The speakers who followed covered a wide range of topics. Australian tourism security expert, Tony Ridley focused his attention on understanding the drivers of media coverage and its influence on shaping travel perceptions of countries affected by terrorism. During the same session Ms Fritanu from the Centre of Strategic and International Studies (Jakarta) discussed the impact of the Bali bombings 2002 and 2005 on tourism to Indonesia. Ms Rachael Doherty from the US Embassy in Kuala Lumpur explained how the US security services quickly restored confidence in tourism safety in Florida following the devastating massacre at a gay nightspot in Orlando in 2016 which killed 49 people, the deadliest terrorist incident in the USA since 9/11.
One of the most memorable presentations came from Bali’s police Chief Inspector General Dr Petrus Golose. He gave a brilliant account of the development of community based, tourism orientated policing in Bali which he and his colleagues have developed since the 2002 Bali bombing. To add to an already impressive address he finished with a superbly sung rendition of Louis Armstrong’s hit song “Its a Wonderful World“. This was the act I had to follow.
My talk focused on significant negative impacts of terrorism on tourism demand to destinations in which terrorist attacks targeting tourists had occurred (such as Turkey). I contrasted this with positive impact on tourism demand for destinations deemed safe, such as Japan, which has enjoyed 400% growth in international tourism arrivals since 2012. I made two key policy proposals to attendees. The first was to encourage all APEC counties to emulate the Australian and Canadian practice of the tourism industry leadership working in collaboration with foreign ministry officials to enhance the quality, accuracy, simplicity and dissemination of government travel advisories. My second proposal was to encourage all APEC countries to provide basic travel safety and security advice to international visitors arriving by land, sea and air. Some APEC countries including Mexico, Japan, Korea and Vietnam are already doing this. However, if it became universal practice, it would enhance the value of travel advisories for departing citizen passengers which implemented by most coyuntries. It would also be an exercise in duty of care as a host country.

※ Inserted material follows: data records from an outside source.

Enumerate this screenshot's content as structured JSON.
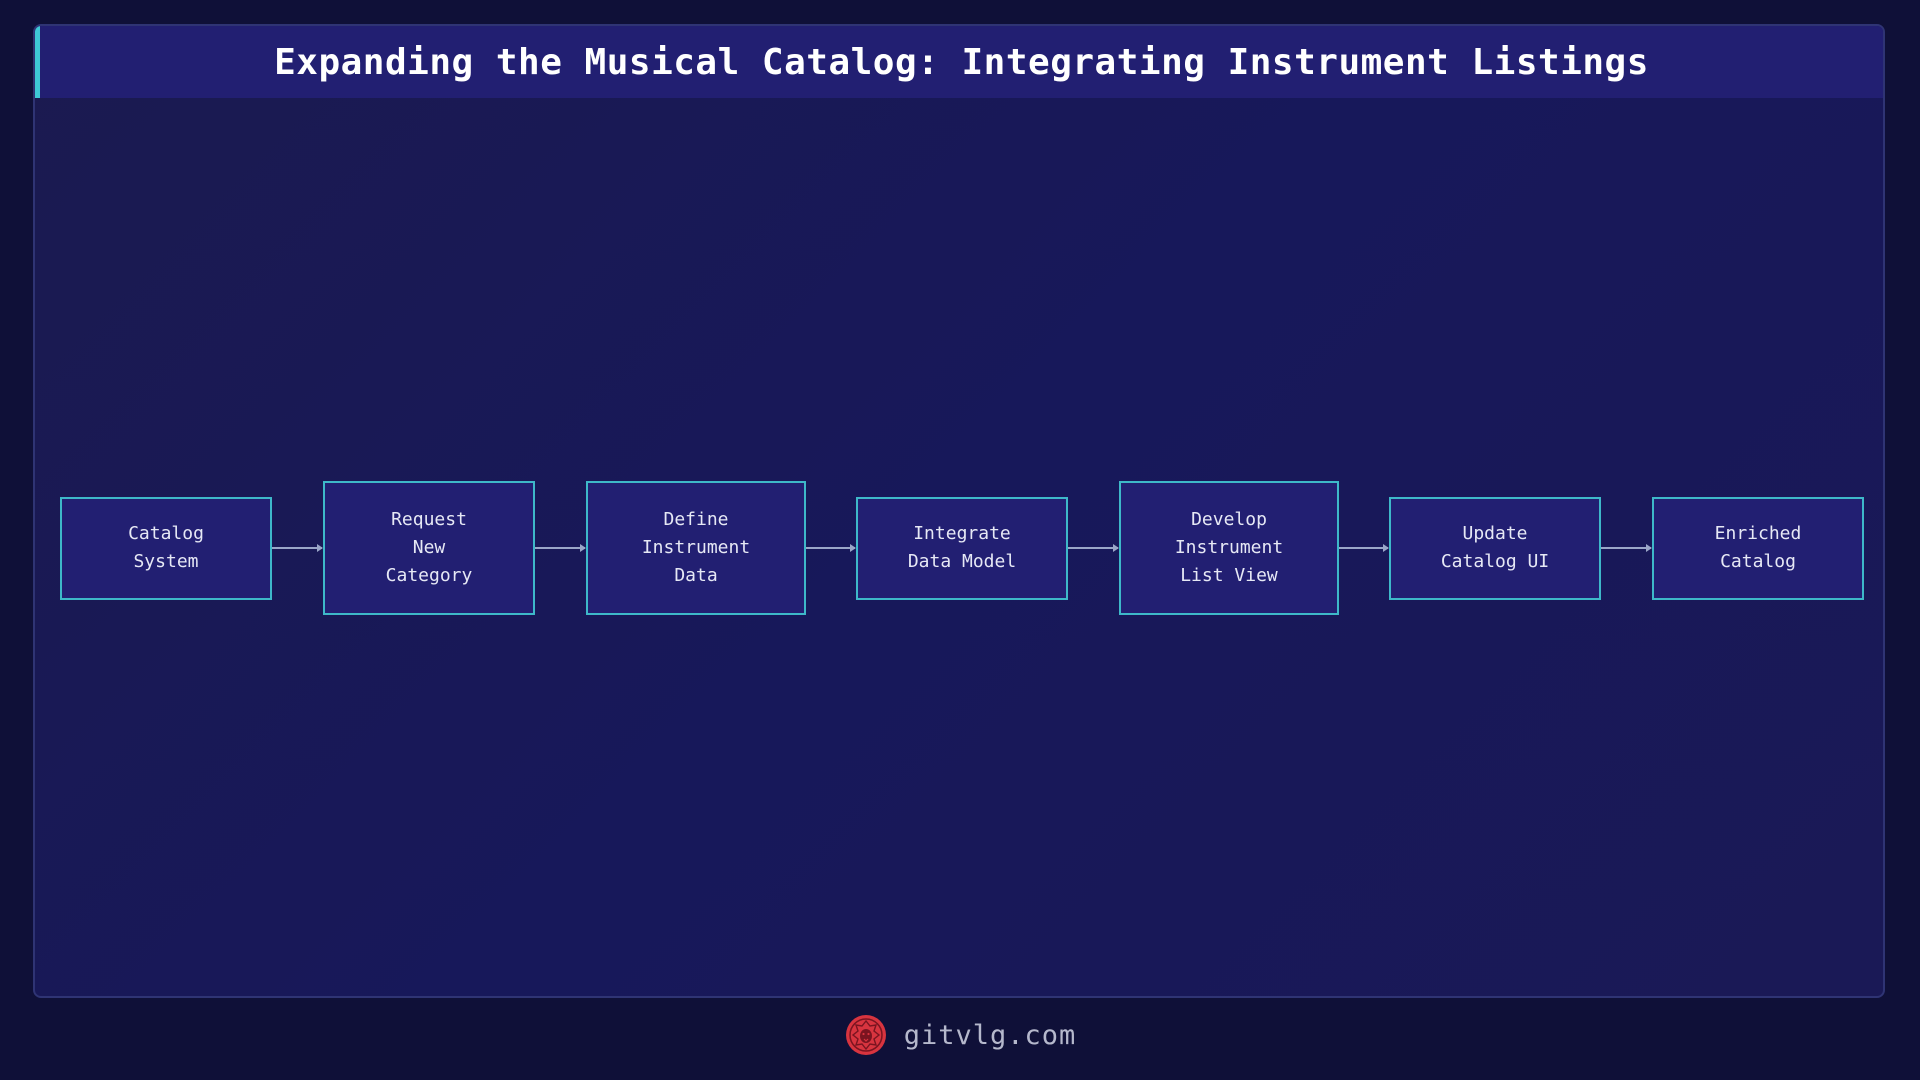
{
  "header": {
    "title": "Expanding the Musical Catalog: Integrating Instrument Listings"
  },
  "flow": {
    "nodes": [
      {
        "id": "catalog-system",
        "label": "Catalog\nSystem"
      },
      {
        "id": "request-new-category",
        "label": "Request\nNew\nCategory"
      },
      {
        "id": "define-instrument-data",
        "label": "Define\nInstrument\nData"
      },
      {
        "id": "integrate-data-model",
        "label": "Integrate\nData Model"
      },
      {
        "id": "develop-instrument-list-view",
        "label": "Develop\nInstrument\nList View"
      },
      {
        "id": "update-catalog-ui",
        "label": "Update\nCatalog UI"
      },
      {
        "id": "enriched-catalog",
        "label": "Enriched\nCatalog"
      }
    ],
    "edges": [
      {
        "from": "catalog-system",
        "to": "request-new-category"
      },
      {
        "from": "request-new-category",
        "to": "define-instrument-data"
      },
      {
        "from": "define-instrument-data",
        "to": "integrate-data-model"
      },
      {
        "from": "integrate-data-model",
        "to": "develop-instrument-list-view"
      },
      {
        "from": "develop-instrument-list-view",
        "to": "update-catalog-ui"
      },
      {
        "from": "update-catalog-ui",
        "to": "enriched-catalog"
      }
    ]
  },
  "footer": {
    "site": "gitvlg.com",
    "logo_icon": "lion-logo-icon"
  },
  "colors": {
    "background": "#0f1038",
    "panel": "#1a1955",
    "title_bar": "#221f72",
    "accent": "#3ec9d6",
    "node_border": "#3eb8c9",
    "connector": "#9aa6c8",
    "logo": "#d8343f"
  }
}
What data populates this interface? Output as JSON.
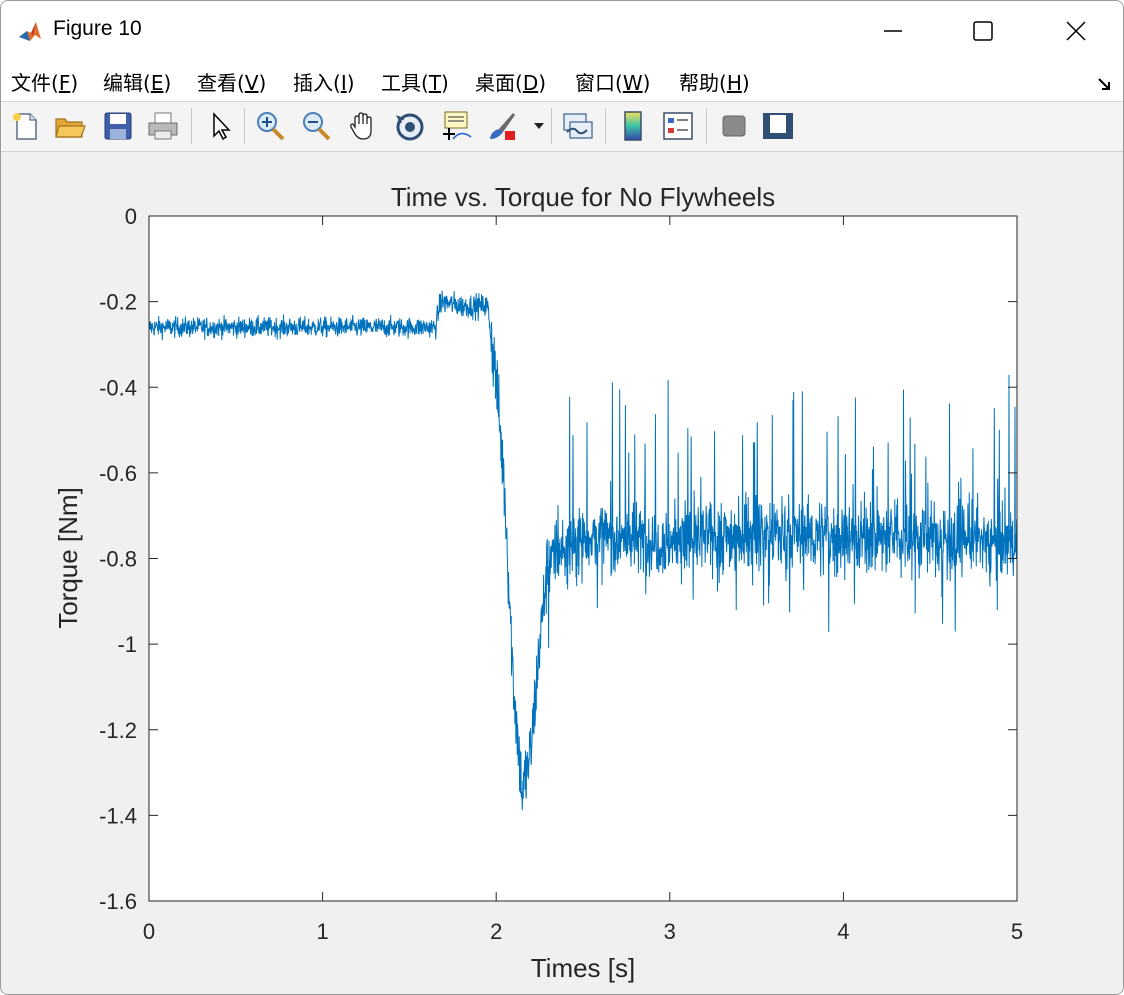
{
  "window": {
    "title": "Figure 10",
    "app_icon": "matlab-icon",
    "controls": [
      "minimize-icon",
      "maximize-icon",
      "close-icon"
    ]
  },
  "menu": [
    {
      "label": "文件(",
      "key": "F",
      "end": ")"
    },
    {
      "label": "编辑(",
      "key": "E",
      "end": ")"
    },
    {
      "label": "查看(",
      "key": "V",
      "end": ")"
    },
    {
      "label": "插入(",
      "key": "I",
      "end": ")"
    },
    {
      "label": "工具(",
      "key": "T",
      "end": ")"
    },
    {
      "label": "桌面(",
      "key": "D",
      "end": ")"
    },
    {
      "label": "窗口(",
      "key": "W",
      "end": ")"
    },
    {
      "label": "帮助(",
      "key": "H",
      "end": ")"
    }
  ],
  "toolbar": [
    "new-figure-icon",
    "open-icon",
    "save-icon",
    "print-icon",
    "pointer-icon",
    "zoom-in-icon",
    "zoom-out-icon",
    "pan-icon",
    "rotate-icon",
    "data-cursor-icon",
    "brush-icon",
    "link-plot-icon",
    "colorbar-icon",
    "legend-icon",
    "hide-plot-tools-icon",
    "show-plot-tools-icon"
  ],
  "chart_data": {
    "type": "line",
    "title": "Time vs. Torque for No Flywheels",
    "xlabel": "Times [s]",
    "ylabel": "Torque [Nm]",
    "xlim": [
      0,
      5
    ],
    "ylim": [
      -1.6,
      0
    ],
    "xticks": [
      "0",
      "1",
      "2",
      "3",
      "4",
      "5"
    ],
    "yticks": [
      "0",
      "-0.2",
      "-0.4",
      "-0.6",
      "-0.8",
      "-1",
      "-1.2",
      "-1.4",
      "-1.6"
    ],
    "grid": false,
    "line_color": "#0072BD",
    "series": [
      {
        "x": [
          0,
          0.5,
          1.0,
          1.5,
          1.65,
          1.68,
          1.8,
          1.95,
          2.0,
          2.05,
          2.1,
          2.15,
          2.2,
          2.25,
          2.3,
          2.5,
          3.0,
          3.5,
          4.0,
          4.5,
          5.0
        ],
        "y": [
          -0.26,
          -0.26,
          -0.26,
          -0.26,
          -0.26,
          -0.2,
          -0.21,
          -0.21,
          -0.38,
          -0.65,
          -1.1,
          -1.35,
          -1.25,
          -1.0,
          -0.8,
          -0.75,
          -0.76,
          -0.74,
          -0.75,
          -0.75,
          -0.76
        ]
      }
    ]
  }
}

Ms Lin Tsai-Shiuan of the Police agency of Taipei and Ms Tsai Ming-Lon of Taiwan’s tourism bureau provided a detailed account of security arrangements for a major sporting event which will e held in Taipei. In the final session of Day 1 one of the stand out presentations was made by Mr Joseph Franco , Research Fellow from Singapore’s Centre for Excellence in National Security. His presentation focused on strategies to reduce the terrorist threat to tourists from Jihadist groups based on the Philippines’ island of Mindanao which has long been a centre of Jihadist activity sometimes targeting tourists and based on terrorist actions in Mindanao, this is a very live issue.
On day two of the conference, delegates visited the memorial site for the 2002 Bali bombings.The morning presentations focused on regional approaches to counter-terrorism protecting tourists and tourism infrastructure. Professor Brent Ritchie from the University of Queensland provided delegates with a detailed background into the rapidly growing body of academic research into tourism safety and security. Professor Ritchie has made an outstanding contribution to this body of research.
The conference concluded with a comprehensive range of recommended actions which have been passed on the governments of all APEC economies. Tempting as it is to detail them in this article, it would be counter-productive to let those who may wish to harm tourism know what measures are proposed to counter terrorist and security threats against tourists. (p) The Indonesian government and the Island of Bali were gracious and welcoming hosts to all delegates.